What you will do:
From the listing below, pull out every line where the string "author" appears.

***** Material for this exercise

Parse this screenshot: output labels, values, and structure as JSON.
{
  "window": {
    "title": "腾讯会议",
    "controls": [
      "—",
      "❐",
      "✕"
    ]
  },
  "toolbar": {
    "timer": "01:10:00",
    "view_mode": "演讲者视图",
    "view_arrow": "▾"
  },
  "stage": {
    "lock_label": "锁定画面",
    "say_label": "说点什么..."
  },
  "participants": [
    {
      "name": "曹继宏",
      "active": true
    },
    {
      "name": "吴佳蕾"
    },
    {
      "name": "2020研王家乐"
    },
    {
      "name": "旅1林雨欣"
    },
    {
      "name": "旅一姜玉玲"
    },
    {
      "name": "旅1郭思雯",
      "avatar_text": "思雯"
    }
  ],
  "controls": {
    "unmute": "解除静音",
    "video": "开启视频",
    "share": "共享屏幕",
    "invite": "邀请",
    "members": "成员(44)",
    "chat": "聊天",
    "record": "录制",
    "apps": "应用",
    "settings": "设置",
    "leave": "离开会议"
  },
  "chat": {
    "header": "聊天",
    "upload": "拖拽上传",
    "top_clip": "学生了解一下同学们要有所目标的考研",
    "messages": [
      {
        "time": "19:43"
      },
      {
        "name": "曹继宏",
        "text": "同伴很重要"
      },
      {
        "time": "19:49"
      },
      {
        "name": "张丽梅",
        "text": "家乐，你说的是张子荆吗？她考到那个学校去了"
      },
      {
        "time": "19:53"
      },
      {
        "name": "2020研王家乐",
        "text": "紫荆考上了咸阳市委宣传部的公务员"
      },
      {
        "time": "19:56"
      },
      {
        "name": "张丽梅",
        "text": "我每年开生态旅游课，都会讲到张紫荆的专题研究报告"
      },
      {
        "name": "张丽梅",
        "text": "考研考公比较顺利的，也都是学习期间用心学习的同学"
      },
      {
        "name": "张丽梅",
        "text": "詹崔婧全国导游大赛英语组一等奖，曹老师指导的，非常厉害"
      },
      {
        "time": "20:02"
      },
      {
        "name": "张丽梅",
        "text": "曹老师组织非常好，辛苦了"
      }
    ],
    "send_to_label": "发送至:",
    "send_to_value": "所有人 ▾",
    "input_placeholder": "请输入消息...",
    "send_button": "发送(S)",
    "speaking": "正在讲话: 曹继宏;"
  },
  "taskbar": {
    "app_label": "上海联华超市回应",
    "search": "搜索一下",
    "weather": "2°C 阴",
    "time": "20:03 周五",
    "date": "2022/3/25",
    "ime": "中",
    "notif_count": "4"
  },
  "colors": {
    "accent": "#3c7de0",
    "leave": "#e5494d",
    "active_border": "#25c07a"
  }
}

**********
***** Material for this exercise

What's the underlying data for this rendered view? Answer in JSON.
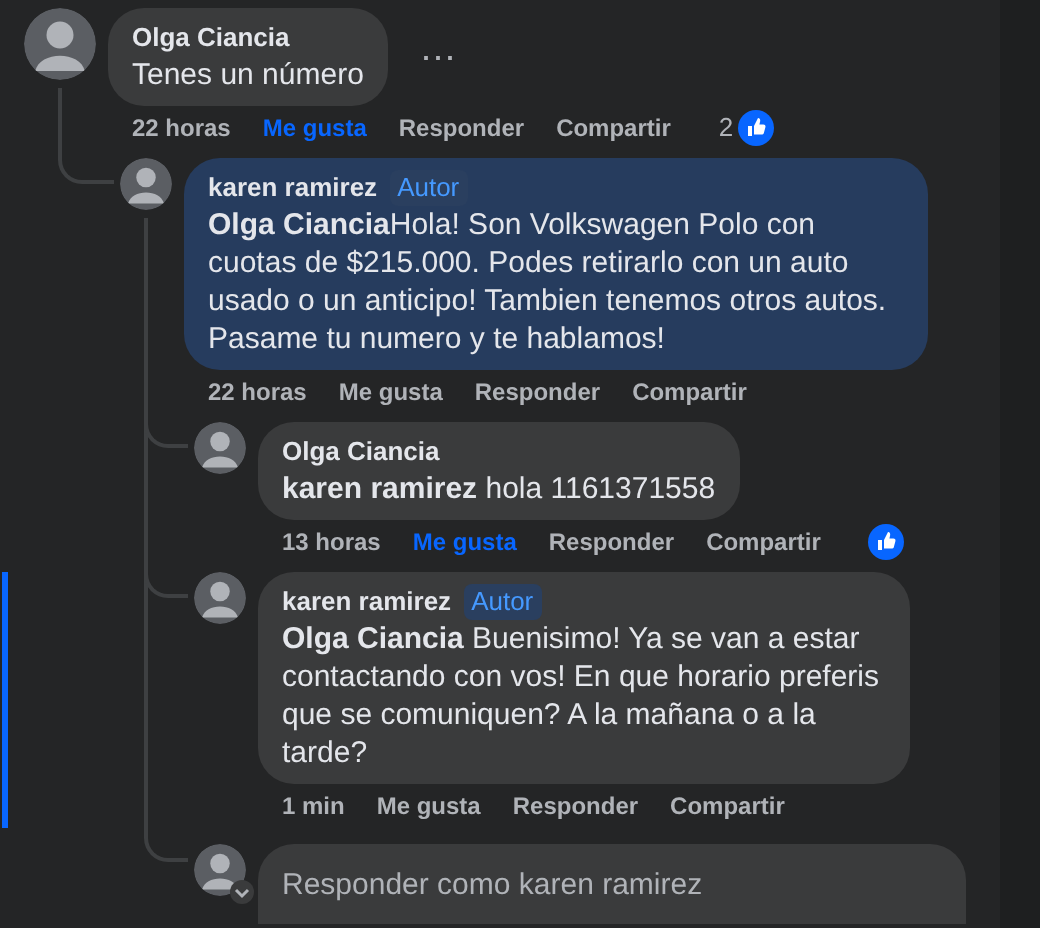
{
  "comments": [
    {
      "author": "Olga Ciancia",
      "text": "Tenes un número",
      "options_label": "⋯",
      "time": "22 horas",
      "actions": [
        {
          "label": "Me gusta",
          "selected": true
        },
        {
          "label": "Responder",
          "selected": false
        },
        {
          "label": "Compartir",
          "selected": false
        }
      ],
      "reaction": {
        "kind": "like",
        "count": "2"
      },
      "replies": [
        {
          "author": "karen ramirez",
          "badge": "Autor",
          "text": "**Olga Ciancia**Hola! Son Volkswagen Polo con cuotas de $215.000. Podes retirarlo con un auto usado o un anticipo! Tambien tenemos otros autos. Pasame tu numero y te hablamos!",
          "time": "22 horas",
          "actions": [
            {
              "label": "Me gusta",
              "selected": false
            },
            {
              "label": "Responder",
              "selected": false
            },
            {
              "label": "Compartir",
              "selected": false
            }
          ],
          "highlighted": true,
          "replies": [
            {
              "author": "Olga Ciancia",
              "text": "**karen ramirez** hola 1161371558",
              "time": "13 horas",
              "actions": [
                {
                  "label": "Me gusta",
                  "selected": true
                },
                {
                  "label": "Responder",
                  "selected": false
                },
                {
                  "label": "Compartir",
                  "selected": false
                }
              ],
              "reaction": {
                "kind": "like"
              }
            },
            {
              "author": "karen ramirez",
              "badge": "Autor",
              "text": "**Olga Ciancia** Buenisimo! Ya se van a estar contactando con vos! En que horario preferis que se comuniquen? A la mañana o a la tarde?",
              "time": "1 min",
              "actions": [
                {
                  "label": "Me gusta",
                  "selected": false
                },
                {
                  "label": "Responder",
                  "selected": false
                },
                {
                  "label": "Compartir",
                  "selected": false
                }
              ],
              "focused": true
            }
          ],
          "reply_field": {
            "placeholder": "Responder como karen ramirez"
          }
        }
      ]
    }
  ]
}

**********
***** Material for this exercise

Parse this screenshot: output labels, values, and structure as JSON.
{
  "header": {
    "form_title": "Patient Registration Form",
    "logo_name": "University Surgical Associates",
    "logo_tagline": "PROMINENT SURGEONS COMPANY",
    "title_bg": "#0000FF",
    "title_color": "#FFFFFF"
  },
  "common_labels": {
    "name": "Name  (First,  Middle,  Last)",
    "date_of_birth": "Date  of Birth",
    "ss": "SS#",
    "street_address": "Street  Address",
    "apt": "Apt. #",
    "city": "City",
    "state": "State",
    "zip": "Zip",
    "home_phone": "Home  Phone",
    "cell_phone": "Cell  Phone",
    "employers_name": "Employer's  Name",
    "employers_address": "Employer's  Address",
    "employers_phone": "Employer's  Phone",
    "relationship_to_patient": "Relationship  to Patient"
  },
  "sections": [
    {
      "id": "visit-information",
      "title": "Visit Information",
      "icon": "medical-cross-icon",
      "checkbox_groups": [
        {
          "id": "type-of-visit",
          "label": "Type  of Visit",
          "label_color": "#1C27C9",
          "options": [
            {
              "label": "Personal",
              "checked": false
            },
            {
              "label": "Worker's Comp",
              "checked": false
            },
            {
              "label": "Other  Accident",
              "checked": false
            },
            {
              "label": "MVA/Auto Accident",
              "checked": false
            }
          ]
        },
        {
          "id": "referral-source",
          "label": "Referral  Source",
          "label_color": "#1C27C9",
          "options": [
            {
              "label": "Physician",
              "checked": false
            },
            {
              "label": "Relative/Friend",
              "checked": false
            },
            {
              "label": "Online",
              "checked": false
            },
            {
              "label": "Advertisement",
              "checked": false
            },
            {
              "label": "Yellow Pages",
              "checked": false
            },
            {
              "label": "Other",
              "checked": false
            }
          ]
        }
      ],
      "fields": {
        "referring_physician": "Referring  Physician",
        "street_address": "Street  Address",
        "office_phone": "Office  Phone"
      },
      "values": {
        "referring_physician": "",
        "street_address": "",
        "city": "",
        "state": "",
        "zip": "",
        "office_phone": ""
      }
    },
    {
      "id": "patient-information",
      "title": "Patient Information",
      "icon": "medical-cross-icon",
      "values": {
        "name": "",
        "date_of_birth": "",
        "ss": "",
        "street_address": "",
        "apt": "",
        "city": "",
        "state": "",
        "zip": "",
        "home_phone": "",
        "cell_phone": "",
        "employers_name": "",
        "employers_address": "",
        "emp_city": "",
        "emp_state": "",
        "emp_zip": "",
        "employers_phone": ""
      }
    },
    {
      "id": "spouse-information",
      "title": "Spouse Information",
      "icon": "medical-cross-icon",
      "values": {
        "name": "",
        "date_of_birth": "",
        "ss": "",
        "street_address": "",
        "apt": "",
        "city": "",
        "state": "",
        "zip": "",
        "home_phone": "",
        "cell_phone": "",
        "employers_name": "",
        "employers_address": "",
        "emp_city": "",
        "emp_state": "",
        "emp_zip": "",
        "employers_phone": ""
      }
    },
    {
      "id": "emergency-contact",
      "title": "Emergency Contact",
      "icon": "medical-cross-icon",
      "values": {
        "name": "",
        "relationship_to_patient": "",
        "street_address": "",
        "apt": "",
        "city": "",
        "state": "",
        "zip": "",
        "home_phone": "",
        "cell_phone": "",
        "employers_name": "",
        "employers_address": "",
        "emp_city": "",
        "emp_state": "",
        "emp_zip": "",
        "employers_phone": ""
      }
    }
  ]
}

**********

Reply to the exercise:
      "author": "Olga Ciancia",
          "author": "karen ramirez",
              "author": "Olga Ciancia",
              "author": "karen ramirez",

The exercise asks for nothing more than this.